Some good news for A.D.D. students: If we are able...
What nice things were said today about my teaching. This by a former Principal.
"Rosemary was a very dedicated teacher with good moral values and a passion for teaching. She was always prepared for class, punctual, responsible and was able to motivate children to learn. She was also very creative in her approach and the children were drawn to her. I was very fortunate to have her ... in both programs I have supervised. The students and their parents respected her and learned a lot under her leadership.
I would highly recommend Rosemary ... She is a team player who sets high standards for herself and is a hard worker. She would be a valuable addition to your program."
Celebrating the little things.
Today was a great day! One of my students read a list of words that she could not have read four months ago. She also read to her small group and used word attack skills to sound out almost all of the words. This may sound small, but to see her improvement, just made my day. She was reversing several letters when we began working together. The other kids would just give her the words when she read, because she was so slow. To me, seeing her succeed is what teaching is all about!
I guess I want to encourage you to look for the small gains. They do add up. When raising children with special needs, the pace can seem very slow. As long as you are going forward, trust that it will pay off. There have been many days raising my son with ADHD that I thought he would never read. He now reads on grade level. It is hard to explain how it feels when you can't make progress happen as quickly as we'd like. It's even harder when we feel so much pressure from...
Celebrating our gifts can be a good way to put things in perspective. Sometimes I ask myself if my life would be different if I didn't have ADHD. Well, yes, it probably would look very different! Would I want that though? Not really. What I hope to do in this blog, is to share why having a learning difference, special need, ADHD, LD, or anything that makes us different can be celebrated. Since most of us reading this are raising children with learning differences, I hope to help you celebrate that as well. Sometimes humor helps, sometimes just knowing you are not alone in this helps. I have ADHD and I decided to make a difference in peoples lives so they would not feel bad about who they are. I grew up feeling like I had to prove my worth daily. I was the last to finish most of my assignments, or worse turned them in late. I would try to focus on my HW, but drift off into a more interesting world inside of my head. I managed to do well in school through sheer persistence. I love helping...

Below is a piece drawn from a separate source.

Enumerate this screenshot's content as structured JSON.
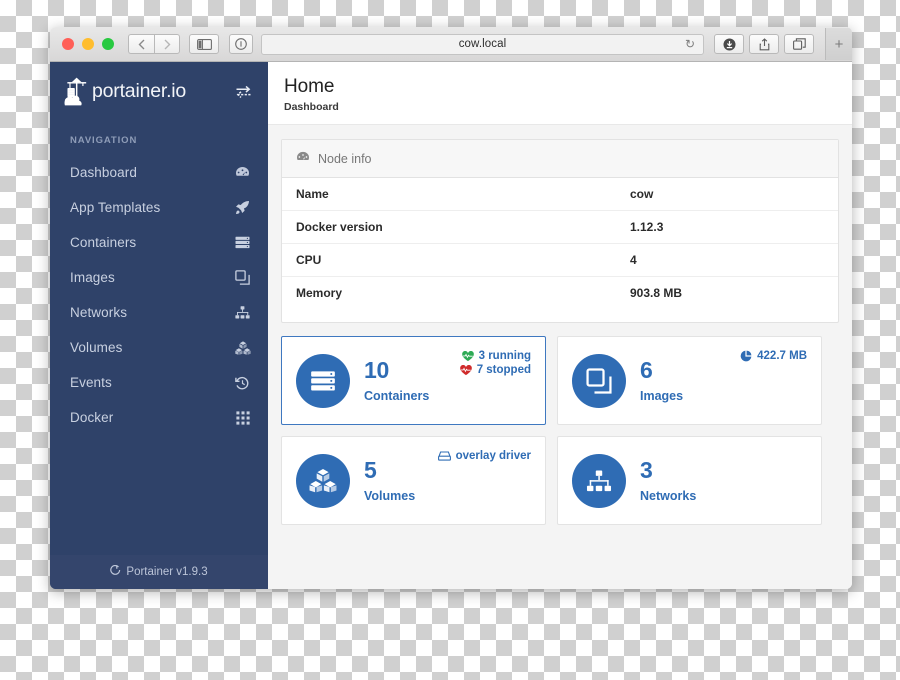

I am waiting for my first customer I would love to be the one helping your loved one succeed and reach their full potential! I have great flexibility as I am transitioning into becoming a stay at home mom and working as a private ABA therapist and BCBA. I have a true passion for helping those with special needs and I love blending my two favorite fields---psychology and education. I would enjoy the opportunity to show you all my capabilities! Give me the chance and I won't disappoint. I am friendly, patient and encouraging! I believe everyone is capable and there is hope for all...we just need the confidence, support and understanding that we all work at our own pace.
Hello, I just wanted to update my profile and let students know that I am available, and would love to start teaching locally again. After a long time at a local school district, I decided that I preferred tutoring. Please check out my profile, and shoot me an email if I can help!